The one-plant pinched, multi-bloom poinsettia is the most commonly grown form. However, as the market trend continues towards different forms, growers are looking for ways to expand their product line. With the superior branching habit of today’s cultivars, it is possible to create larger, fancier double-pinched plants with 10-13 flowers. This is also an outstanding form for novelty cultivars, like Winter Rose TM.
Transplant: Transplant rooted cuttings 4 weeks earlier than traditional one-pinch programs. For most regions this will be mid July.
Container Size: Because of the larger finished height and size of a double pinched plant, the suggested container size is no less than 6.5”/16 cm and no larger than 7”/21 cm. This should provide adequate weight and stability to the finished product.
Pinch Schedule: The initial pinch should be made once cuttings have established a root system in the pot, generally 2 weeks after transplant. For most growers this will be approximately the first week of August. Use a soft pinch with leaf removal for best branching results. 4-6 shoots are sufficient from this pinch. Four weeks later (early September) apply the second pinch. Leave 3 to 4 nodes per shoot, shaping the plant for a more symmetrical form.
Space Required: Double-pinch poinsettias are shorter in height than large, multi plant forms that require more space. Final spacing on the bench should average 1.6-1.8 square feet per pot. Winter Rose will require less, approximately 1.4-1.6 square feet per pot.
Height Control: For maximum stem strength and reduction of stem breakage, use plant growth regulators to control stem elongation. Spray applications of Cycocel® or B-Nine®/Cycocel should be applied prior to and after pinching because of the longer production time. A finished height of 17-18”/42-45 cm is desirable for this form.

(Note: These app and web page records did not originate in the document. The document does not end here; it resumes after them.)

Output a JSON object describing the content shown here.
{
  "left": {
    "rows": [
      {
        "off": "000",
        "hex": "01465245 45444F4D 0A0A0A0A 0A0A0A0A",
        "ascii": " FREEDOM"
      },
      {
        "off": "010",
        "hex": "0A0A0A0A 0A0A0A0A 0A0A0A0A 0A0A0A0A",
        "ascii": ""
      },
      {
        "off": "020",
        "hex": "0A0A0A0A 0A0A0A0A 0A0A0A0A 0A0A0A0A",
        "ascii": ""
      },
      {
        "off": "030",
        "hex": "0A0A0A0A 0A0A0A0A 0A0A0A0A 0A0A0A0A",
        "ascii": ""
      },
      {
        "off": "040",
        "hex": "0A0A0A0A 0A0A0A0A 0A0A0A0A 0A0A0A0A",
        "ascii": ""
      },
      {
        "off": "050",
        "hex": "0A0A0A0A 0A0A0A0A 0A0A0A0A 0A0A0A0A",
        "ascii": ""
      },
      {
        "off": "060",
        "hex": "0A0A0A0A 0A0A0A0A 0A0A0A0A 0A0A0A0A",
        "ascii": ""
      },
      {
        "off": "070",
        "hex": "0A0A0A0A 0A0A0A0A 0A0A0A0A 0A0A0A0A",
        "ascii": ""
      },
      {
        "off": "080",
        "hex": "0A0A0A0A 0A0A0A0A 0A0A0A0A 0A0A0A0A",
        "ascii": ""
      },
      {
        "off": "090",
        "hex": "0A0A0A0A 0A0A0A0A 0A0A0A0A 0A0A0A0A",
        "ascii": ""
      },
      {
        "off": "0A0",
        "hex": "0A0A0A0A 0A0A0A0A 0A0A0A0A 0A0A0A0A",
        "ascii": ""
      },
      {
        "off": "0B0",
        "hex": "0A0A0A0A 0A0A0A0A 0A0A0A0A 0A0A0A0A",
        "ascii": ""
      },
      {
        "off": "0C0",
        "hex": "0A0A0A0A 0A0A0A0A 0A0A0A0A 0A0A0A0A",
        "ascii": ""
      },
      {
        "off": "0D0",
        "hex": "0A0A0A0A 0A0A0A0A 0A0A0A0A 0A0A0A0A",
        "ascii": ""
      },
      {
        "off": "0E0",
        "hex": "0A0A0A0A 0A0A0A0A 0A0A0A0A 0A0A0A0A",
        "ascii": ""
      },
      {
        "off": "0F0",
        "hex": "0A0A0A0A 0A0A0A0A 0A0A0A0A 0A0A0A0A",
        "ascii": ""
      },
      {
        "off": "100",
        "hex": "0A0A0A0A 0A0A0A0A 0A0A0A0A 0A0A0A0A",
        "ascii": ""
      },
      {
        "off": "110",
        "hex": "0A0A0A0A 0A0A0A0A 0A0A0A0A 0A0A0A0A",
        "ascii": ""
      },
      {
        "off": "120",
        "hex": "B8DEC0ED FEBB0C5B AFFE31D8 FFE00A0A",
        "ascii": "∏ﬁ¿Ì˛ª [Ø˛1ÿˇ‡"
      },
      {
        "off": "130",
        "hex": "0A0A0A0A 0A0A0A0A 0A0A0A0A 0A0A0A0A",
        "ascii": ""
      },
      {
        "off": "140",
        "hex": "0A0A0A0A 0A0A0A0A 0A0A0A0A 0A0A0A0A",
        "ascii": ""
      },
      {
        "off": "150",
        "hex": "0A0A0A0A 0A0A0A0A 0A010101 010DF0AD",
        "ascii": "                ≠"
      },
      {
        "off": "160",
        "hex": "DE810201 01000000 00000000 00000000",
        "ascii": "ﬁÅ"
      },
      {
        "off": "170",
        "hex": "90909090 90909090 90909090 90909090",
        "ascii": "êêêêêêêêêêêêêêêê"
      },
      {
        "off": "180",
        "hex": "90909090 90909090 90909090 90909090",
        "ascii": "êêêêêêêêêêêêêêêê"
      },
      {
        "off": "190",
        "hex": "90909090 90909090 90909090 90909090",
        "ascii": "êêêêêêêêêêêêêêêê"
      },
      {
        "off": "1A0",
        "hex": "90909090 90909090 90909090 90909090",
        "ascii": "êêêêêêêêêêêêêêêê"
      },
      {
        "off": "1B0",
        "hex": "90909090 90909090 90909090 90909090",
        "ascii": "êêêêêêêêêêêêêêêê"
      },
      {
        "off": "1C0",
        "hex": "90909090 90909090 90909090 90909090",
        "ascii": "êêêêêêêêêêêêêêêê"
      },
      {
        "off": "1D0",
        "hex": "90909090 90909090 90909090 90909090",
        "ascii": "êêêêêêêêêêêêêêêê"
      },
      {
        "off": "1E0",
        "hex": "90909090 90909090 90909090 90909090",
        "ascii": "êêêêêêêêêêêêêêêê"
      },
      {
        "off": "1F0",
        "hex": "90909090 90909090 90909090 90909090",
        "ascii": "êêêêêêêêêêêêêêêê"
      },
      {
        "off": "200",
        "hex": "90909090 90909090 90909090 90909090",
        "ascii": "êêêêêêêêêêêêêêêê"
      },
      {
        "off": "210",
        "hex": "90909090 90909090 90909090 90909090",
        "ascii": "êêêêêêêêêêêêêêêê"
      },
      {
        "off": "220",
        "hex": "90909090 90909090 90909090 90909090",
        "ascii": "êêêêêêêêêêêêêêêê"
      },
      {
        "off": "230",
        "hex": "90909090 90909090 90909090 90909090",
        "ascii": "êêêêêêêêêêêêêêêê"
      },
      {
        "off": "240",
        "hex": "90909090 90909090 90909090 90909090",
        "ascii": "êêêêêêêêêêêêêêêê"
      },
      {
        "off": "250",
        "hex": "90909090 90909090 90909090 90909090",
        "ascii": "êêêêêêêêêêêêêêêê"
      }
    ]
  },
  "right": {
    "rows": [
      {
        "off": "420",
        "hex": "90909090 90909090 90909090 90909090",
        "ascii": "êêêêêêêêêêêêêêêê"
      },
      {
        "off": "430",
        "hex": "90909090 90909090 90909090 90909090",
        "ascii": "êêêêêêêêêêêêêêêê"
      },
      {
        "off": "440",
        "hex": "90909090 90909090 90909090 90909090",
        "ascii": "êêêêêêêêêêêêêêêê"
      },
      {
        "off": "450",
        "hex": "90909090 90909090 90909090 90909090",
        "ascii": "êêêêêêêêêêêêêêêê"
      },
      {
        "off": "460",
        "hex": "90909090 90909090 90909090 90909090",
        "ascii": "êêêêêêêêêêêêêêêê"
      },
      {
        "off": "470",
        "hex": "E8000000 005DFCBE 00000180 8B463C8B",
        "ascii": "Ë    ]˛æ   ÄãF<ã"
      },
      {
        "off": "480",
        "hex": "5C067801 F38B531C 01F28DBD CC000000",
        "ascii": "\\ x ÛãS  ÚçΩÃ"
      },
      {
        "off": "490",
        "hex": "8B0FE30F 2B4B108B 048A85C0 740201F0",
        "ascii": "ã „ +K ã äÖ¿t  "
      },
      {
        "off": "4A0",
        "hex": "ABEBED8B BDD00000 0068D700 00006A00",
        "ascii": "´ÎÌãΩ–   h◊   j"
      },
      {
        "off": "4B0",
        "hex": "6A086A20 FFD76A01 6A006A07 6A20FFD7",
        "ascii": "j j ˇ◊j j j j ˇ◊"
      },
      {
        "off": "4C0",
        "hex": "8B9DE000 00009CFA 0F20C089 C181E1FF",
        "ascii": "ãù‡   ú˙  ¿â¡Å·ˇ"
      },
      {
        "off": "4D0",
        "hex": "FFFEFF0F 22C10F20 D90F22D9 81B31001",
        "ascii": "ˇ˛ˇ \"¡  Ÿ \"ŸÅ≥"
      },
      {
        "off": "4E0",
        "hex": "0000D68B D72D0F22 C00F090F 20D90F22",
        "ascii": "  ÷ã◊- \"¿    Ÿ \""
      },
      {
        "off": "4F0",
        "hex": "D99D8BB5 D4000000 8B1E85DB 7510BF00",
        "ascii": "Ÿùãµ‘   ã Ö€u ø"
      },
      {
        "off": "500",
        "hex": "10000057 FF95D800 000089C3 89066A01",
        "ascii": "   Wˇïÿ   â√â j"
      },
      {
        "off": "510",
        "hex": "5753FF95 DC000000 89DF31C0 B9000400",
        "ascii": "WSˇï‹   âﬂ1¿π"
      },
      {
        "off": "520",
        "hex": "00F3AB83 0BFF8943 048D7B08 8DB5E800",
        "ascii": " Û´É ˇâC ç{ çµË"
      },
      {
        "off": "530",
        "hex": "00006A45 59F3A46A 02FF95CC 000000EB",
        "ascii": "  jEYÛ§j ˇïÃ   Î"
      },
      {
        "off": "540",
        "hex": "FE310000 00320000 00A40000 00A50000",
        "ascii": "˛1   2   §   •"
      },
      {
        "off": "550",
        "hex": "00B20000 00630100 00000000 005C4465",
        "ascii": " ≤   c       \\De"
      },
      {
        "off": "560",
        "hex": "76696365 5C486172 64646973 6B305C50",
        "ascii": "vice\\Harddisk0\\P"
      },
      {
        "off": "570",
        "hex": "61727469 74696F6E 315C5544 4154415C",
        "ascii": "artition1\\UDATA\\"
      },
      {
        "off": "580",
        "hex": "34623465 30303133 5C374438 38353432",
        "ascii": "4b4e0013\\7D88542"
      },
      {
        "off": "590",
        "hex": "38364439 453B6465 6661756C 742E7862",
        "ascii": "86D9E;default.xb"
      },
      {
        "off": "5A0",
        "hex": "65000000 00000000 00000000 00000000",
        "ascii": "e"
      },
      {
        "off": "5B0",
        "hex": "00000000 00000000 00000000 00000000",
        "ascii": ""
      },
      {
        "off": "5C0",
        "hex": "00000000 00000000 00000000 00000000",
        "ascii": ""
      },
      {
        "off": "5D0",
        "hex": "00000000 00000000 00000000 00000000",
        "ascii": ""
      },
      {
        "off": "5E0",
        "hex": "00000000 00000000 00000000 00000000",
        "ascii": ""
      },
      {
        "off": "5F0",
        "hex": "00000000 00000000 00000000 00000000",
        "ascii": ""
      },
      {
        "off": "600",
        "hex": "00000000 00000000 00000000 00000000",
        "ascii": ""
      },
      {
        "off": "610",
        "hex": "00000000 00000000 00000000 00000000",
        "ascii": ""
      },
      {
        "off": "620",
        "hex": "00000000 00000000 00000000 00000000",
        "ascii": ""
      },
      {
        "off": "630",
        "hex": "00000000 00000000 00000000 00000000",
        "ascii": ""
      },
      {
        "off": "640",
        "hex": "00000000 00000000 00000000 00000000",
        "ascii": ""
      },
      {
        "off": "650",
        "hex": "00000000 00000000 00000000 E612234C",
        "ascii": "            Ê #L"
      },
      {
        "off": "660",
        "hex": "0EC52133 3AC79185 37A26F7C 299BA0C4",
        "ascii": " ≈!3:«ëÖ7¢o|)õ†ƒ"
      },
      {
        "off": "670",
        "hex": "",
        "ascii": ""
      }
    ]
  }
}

All other production requirements for fertilization, insect and disease control management are similar to other poinsettia forms. If using Marathon®, apply at the time of final pinch to provide whitefly control through the primary growing season.
© 2011 Ecke Ranch